A friend of mine wanted a new ski jacket. He decided to order several jackets online, pick the one he liked best, and return the rest.
He ordered four jackets from Store #1 and two jackets from Store #2. The total came to four figures.
When he received the six jackets, he picked out the one he liked best. It was from Store #2. He returned all four jackets to Store #1 and the second jacket to Store #2, and received refunds.
A month later, he received in the mail a leather-bound catalog from Store #1. It was the size of a coffee table book. And with it came a letter that referred to him as “Our Special Customer.”
Our special customer? For returning everything he purchased????
Clearly, this is a store that wants to acknowledge its big-spending customers, but does so by tallying merchandise purchased and ignoring merchandise returned.
My first reaction was that this was a bug, and a really obvious one at that. How could management not take returns into account in identifying special customers?
Then I started to wonder: might this be a deliberate strategy? Maybe management feels that any customer who makes a purchase of a certain size is a special customer, even if that customer ships it all back. In fact, maybe the purpose of the catalog is to encourage future purchases among the big spenders in hopes that over time, they’ll keep more than they return.
And just maybe, management sees the potential public relations value of sending out the catalog. After all, my friend told several people this story and we’ve each told others, boosting awareness of the store as a source of high-quality products.
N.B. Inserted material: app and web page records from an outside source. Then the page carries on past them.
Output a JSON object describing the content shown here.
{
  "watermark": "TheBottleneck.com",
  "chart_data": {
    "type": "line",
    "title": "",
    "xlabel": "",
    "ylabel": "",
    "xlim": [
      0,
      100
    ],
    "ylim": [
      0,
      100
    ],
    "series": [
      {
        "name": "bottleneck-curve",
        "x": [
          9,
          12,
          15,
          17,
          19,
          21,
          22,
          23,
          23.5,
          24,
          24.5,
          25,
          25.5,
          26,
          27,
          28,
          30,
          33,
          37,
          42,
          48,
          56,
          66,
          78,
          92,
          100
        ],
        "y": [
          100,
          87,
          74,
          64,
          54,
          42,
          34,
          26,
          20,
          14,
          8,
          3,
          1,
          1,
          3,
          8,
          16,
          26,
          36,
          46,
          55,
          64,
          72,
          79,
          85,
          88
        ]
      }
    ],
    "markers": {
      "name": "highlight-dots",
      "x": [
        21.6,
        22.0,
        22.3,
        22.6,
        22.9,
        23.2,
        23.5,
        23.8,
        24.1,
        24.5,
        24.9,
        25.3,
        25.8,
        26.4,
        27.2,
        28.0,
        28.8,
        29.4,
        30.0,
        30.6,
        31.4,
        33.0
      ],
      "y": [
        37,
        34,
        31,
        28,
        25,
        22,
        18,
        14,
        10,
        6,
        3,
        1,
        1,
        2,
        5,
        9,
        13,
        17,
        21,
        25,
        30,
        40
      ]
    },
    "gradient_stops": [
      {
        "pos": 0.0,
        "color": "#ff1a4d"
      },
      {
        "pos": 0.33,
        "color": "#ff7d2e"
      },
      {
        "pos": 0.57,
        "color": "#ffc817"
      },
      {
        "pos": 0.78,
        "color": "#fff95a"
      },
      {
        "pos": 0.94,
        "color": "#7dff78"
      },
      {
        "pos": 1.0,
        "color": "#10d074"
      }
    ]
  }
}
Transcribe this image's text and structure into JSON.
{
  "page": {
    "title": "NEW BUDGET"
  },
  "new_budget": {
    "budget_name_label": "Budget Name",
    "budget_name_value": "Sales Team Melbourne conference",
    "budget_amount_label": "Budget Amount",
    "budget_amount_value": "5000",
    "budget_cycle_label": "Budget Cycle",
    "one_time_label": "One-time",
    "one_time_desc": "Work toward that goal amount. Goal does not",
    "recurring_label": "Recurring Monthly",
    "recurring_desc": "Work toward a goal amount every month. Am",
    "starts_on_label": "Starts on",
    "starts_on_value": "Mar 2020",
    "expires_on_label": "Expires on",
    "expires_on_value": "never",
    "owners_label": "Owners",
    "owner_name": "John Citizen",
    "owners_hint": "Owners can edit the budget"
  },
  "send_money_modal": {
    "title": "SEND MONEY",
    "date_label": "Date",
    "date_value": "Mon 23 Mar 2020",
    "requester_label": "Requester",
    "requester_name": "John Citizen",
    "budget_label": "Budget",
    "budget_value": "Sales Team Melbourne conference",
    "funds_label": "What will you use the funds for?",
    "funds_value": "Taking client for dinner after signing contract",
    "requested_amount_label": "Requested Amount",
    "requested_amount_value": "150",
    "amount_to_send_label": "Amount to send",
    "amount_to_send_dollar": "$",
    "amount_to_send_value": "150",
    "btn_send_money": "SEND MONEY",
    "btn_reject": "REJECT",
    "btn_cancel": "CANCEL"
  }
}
This potential might be worth more than the cost of producing and shipping the catalog.
Still, it strikes me as interesting that the way the store acknowledges one of its (presumed) best customers isn’t with a tangible gift or a credit again a future purchase, but by sending a gargantuan catalog with the implicit hint: Buy more from us! Is this any way to acknowledge one’s best customers?
Obvious bug or clever strategy: what do you think?